WHAT YOU WILL DO: When you write out the listing below, keep each word exactly as it stands and drop the pictures.

=== DATA FOR THE TASK ===

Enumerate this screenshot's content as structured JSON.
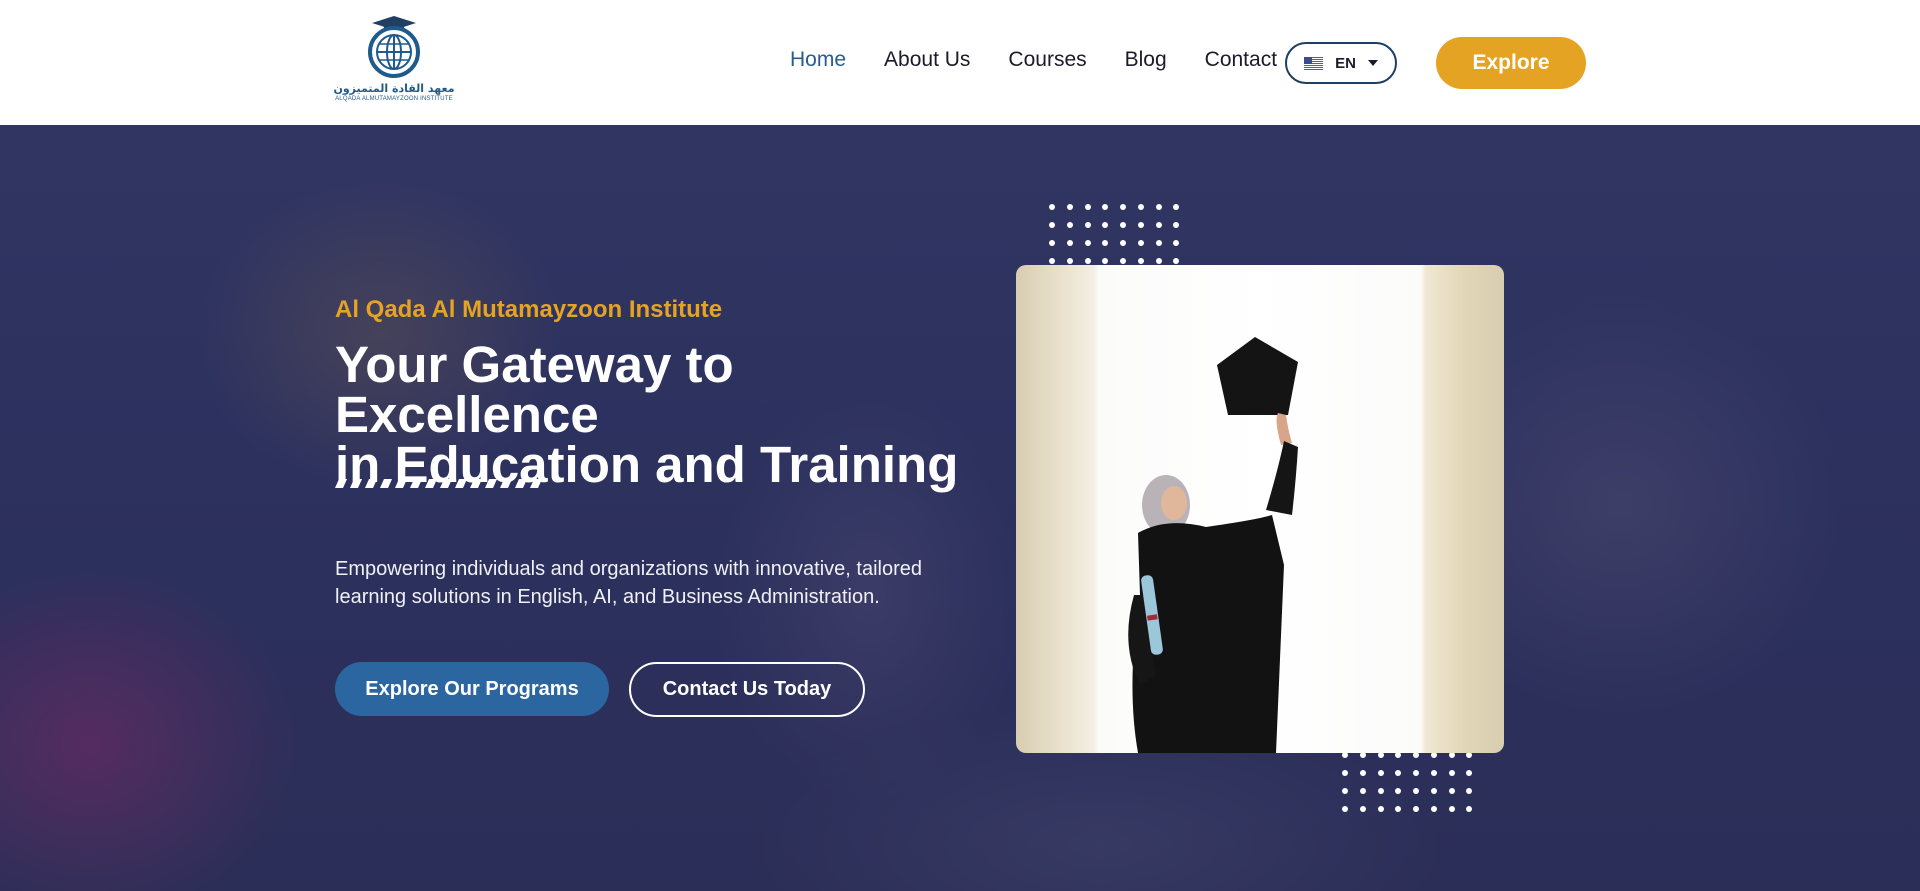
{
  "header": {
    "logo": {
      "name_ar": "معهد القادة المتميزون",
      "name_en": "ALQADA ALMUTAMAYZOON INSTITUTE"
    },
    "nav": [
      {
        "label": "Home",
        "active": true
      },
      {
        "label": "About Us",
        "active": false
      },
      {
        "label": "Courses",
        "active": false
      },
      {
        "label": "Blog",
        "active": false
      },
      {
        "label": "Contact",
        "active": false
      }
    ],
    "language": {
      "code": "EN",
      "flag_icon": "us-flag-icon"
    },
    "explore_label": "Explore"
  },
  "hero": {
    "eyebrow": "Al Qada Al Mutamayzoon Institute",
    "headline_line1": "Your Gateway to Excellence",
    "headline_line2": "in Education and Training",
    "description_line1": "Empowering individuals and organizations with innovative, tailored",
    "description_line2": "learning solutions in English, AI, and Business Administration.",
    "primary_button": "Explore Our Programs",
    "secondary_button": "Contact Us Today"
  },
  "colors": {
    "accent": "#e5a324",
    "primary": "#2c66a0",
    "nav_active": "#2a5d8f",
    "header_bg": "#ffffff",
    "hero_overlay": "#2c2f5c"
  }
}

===

ANSWER BOX:
Enumerate this screenshot's content as structured JSON.
{
  "header": {
    "logo": {
      "name_ar": "معهد القادة المتميزون",
      "name_en": "ALQADA ALMUTAMAYZOON INSTITUTE"
    },
    "nav": [
      {
        "label": "Home",
        "active": true
      },
      {
        "label": "About Us",
        "active": false
      },
      {
        "label": "Courses",
        "active": false
      },
      {
        "label": "Blog",
        "active": false
      },
      {
        "label": "Contact",
        "active": false
      }
    ],
    "language": {
      "code": "EN",
      "flag_icon": "us-flag-icon"
    },
    "explore_label": "Explore"
  },
  "hero": {
    "eyebrow": "Al Qada Al Mutamayzoon Institute",
    "headline_line1": "Your Gateway to Excellence",
    "headline_line2": "in Education and Training",
    "description_line1": "Empowering individuals and organizations with innovative, tailored",
    "description_line2": "learning solutions in English, AI, and Business Administration.",
    "primary_button": "Explore Our Programs",
    "secondary_button": "Contact Us Today"
  },
  "colors": {
    "accent": "#e5a324",
    "primary": "#2c66a0",
    "nav_active": "#2a5d8f",
    "header_bg": "#ffffff",
    "hero_overlay": "#2c2f5c"
  }
}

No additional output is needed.